[Saved entries]
=-=-=-=-=

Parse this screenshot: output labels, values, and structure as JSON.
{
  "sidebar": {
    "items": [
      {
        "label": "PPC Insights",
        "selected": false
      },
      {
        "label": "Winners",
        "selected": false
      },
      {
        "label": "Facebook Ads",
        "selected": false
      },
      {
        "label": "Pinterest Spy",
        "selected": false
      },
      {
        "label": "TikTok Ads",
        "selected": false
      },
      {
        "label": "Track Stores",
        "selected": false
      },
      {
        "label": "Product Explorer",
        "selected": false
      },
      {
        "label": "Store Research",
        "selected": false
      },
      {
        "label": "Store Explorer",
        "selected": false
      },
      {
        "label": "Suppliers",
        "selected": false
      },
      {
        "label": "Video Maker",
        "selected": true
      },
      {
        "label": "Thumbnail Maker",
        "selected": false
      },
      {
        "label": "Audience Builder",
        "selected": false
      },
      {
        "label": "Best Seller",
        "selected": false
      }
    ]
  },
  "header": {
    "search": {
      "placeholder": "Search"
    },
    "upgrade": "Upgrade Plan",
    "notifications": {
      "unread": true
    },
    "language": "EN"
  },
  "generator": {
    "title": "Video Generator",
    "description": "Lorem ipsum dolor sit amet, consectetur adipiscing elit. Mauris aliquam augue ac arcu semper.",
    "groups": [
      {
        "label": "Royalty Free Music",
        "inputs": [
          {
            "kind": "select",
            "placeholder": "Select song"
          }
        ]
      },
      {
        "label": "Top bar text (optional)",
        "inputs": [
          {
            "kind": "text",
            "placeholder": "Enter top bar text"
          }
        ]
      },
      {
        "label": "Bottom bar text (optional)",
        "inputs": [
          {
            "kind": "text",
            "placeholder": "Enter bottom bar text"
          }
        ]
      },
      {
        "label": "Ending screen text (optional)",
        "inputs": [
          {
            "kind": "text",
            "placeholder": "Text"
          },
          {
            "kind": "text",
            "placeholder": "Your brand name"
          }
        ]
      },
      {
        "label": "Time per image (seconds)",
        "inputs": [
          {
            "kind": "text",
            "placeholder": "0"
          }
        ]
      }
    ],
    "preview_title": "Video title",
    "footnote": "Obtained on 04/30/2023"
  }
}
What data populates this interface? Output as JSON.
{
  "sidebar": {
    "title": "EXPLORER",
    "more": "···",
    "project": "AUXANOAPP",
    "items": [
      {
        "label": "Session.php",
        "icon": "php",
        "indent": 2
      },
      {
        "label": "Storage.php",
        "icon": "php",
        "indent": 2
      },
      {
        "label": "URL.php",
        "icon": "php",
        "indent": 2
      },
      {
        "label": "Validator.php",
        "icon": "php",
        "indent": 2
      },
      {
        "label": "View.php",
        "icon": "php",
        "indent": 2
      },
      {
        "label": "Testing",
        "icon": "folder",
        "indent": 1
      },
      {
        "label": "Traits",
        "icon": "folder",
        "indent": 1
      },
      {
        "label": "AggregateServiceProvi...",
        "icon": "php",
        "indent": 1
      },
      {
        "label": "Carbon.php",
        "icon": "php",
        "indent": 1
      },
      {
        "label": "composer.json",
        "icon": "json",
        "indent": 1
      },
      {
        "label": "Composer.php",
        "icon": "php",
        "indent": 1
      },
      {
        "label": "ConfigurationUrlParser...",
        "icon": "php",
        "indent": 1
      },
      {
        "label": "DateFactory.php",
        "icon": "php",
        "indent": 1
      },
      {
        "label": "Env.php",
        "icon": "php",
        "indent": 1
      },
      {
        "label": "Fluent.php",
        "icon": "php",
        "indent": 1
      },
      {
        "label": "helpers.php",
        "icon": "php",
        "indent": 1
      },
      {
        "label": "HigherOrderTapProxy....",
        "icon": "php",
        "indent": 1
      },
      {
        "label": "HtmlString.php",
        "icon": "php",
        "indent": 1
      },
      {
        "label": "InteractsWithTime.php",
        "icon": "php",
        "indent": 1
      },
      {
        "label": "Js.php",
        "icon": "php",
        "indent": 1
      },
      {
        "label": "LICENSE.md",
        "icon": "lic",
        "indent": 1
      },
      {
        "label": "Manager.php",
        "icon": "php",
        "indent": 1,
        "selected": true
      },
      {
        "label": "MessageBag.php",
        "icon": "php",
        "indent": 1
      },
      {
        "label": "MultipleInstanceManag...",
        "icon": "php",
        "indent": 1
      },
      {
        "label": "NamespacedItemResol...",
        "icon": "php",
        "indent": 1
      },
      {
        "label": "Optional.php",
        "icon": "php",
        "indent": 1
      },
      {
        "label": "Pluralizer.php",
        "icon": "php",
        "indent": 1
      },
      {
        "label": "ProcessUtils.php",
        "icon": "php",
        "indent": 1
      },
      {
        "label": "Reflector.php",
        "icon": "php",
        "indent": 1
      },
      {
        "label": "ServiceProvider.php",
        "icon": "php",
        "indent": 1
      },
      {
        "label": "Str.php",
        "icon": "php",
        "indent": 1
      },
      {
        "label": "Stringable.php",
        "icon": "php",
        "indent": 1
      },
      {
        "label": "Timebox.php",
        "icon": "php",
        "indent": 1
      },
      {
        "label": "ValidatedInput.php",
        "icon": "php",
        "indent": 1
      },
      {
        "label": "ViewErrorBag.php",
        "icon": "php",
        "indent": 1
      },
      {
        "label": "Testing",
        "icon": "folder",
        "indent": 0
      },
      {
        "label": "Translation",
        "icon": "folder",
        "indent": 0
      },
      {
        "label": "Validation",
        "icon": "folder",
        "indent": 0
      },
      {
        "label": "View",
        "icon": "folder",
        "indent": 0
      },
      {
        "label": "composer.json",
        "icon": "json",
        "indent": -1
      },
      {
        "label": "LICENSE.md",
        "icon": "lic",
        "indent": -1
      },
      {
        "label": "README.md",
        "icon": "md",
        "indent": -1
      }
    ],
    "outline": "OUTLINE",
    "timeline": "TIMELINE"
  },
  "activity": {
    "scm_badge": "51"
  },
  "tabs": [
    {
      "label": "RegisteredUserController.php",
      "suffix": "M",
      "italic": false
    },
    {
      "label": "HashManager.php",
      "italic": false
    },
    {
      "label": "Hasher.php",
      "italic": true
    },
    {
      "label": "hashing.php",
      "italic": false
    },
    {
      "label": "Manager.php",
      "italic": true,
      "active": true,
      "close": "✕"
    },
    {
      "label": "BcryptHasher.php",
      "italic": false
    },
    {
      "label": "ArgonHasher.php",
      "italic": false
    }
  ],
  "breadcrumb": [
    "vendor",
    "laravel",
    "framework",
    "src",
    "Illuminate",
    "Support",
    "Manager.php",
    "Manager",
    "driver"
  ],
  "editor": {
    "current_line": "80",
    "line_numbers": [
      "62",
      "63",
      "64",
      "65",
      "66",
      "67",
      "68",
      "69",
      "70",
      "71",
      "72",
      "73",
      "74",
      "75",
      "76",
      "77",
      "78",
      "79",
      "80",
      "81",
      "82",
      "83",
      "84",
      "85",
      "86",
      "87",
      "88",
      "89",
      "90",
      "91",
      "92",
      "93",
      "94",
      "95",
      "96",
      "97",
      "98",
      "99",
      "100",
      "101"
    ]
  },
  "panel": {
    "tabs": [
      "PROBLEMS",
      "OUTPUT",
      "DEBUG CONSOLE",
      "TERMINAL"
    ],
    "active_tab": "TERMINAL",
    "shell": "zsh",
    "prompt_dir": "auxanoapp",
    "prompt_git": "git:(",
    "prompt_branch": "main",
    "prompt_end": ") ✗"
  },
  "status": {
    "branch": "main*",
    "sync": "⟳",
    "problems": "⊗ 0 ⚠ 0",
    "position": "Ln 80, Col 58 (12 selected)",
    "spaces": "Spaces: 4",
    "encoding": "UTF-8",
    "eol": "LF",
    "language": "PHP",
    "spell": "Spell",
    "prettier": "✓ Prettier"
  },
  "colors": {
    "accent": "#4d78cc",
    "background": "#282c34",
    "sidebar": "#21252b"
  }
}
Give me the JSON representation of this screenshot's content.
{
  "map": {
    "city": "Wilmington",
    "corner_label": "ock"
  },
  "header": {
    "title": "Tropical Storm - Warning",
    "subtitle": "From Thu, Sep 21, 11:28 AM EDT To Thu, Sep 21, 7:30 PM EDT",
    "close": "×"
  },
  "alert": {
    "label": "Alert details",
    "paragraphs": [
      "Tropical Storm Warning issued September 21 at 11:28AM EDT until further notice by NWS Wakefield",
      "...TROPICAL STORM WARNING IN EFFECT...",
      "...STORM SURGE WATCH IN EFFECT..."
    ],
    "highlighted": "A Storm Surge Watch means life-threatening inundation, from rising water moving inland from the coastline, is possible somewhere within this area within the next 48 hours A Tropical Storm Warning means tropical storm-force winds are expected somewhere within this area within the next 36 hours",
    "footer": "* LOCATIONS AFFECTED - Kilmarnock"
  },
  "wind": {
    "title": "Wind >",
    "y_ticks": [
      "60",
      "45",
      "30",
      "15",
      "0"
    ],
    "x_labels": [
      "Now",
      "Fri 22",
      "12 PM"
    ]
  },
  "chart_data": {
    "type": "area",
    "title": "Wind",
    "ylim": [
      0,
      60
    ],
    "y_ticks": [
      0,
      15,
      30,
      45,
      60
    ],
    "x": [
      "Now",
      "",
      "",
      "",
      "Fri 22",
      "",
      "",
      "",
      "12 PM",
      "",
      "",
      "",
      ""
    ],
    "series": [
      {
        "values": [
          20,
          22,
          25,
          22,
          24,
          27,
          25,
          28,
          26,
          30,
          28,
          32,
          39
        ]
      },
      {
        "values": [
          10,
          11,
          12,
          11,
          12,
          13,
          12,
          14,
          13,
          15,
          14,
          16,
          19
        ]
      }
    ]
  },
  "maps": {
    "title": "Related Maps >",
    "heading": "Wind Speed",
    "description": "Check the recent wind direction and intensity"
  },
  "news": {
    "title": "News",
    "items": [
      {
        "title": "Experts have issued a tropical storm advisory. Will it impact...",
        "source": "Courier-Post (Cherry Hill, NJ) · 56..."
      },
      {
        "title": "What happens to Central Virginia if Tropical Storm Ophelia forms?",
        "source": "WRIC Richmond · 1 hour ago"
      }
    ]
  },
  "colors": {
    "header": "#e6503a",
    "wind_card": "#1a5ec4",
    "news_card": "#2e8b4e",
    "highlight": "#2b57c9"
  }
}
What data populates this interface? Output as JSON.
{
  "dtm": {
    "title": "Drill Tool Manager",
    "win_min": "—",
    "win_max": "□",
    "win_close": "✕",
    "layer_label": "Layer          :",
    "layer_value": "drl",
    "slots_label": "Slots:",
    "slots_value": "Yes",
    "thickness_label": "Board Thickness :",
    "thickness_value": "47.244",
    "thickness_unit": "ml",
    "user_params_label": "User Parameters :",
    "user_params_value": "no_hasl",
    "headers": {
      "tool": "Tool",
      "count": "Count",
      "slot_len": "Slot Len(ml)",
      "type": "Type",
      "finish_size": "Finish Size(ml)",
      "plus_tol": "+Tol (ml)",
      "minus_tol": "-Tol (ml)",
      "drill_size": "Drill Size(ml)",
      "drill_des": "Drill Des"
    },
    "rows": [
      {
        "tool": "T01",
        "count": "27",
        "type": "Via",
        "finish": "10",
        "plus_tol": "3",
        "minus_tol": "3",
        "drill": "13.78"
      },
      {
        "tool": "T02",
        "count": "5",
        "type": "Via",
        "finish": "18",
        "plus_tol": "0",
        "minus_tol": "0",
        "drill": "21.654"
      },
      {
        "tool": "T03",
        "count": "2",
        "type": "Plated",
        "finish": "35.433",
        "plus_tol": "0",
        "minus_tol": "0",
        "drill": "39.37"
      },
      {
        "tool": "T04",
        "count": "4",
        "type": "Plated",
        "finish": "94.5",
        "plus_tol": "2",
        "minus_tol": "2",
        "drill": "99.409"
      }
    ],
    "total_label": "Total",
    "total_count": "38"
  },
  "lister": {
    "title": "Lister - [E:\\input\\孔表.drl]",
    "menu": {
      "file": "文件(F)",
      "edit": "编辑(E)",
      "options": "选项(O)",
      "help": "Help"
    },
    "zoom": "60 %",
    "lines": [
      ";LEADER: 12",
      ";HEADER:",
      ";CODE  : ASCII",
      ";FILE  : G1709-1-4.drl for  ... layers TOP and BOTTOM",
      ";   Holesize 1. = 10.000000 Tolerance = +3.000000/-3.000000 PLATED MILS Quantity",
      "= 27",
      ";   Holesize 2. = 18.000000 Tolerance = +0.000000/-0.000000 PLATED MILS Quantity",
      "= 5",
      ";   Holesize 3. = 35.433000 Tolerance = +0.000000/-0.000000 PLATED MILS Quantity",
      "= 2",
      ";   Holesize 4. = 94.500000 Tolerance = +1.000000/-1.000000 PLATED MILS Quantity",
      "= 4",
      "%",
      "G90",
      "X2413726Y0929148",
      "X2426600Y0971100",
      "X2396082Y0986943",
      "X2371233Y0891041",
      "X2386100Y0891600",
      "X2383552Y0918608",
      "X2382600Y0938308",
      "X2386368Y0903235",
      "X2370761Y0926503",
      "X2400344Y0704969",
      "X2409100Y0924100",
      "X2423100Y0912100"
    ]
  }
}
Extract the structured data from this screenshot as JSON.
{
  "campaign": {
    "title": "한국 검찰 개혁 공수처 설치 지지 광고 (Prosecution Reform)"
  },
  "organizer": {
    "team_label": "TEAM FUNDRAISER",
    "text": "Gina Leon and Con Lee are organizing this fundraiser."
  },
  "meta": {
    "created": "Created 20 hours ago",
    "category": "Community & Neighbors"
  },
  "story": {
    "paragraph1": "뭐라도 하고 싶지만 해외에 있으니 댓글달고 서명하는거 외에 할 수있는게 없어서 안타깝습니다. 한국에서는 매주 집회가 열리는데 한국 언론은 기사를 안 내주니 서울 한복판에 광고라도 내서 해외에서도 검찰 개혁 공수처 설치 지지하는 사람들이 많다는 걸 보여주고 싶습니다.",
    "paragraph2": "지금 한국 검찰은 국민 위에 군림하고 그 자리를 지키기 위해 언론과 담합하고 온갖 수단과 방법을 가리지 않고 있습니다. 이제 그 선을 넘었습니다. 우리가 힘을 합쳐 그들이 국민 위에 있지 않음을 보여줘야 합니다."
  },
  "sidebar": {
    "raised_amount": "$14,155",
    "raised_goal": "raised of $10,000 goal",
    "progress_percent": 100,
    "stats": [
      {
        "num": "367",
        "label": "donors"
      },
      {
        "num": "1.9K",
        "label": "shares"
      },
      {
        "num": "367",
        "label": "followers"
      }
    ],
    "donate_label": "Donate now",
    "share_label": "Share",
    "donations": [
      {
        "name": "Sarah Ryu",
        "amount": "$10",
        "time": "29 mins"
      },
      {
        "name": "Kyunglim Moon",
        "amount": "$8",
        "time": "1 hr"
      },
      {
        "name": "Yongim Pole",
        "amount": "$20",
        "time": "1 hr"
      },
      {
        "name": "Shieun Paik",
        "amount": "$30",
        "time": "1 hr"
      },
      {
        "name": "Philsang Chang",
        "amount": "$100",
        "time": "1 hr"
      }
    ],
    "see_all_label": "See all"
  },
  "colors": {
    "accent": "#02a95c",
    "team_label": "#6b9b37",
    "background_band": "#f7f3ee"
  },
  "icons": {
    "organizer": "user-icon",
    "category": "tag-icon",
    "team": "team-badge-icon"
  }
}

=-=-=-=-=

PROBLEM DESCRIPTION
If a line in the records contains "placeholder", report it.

SOLUTION BELOW
      "placeholder": "Search"
            "placeholder": "Select song"
            "placeholder": "Enter top bar text"
            "placeholder": "Enter bottom bar text"
            "placeholder": "Text"
            "placeholder": "Your brand name"
            "placeholder": "0"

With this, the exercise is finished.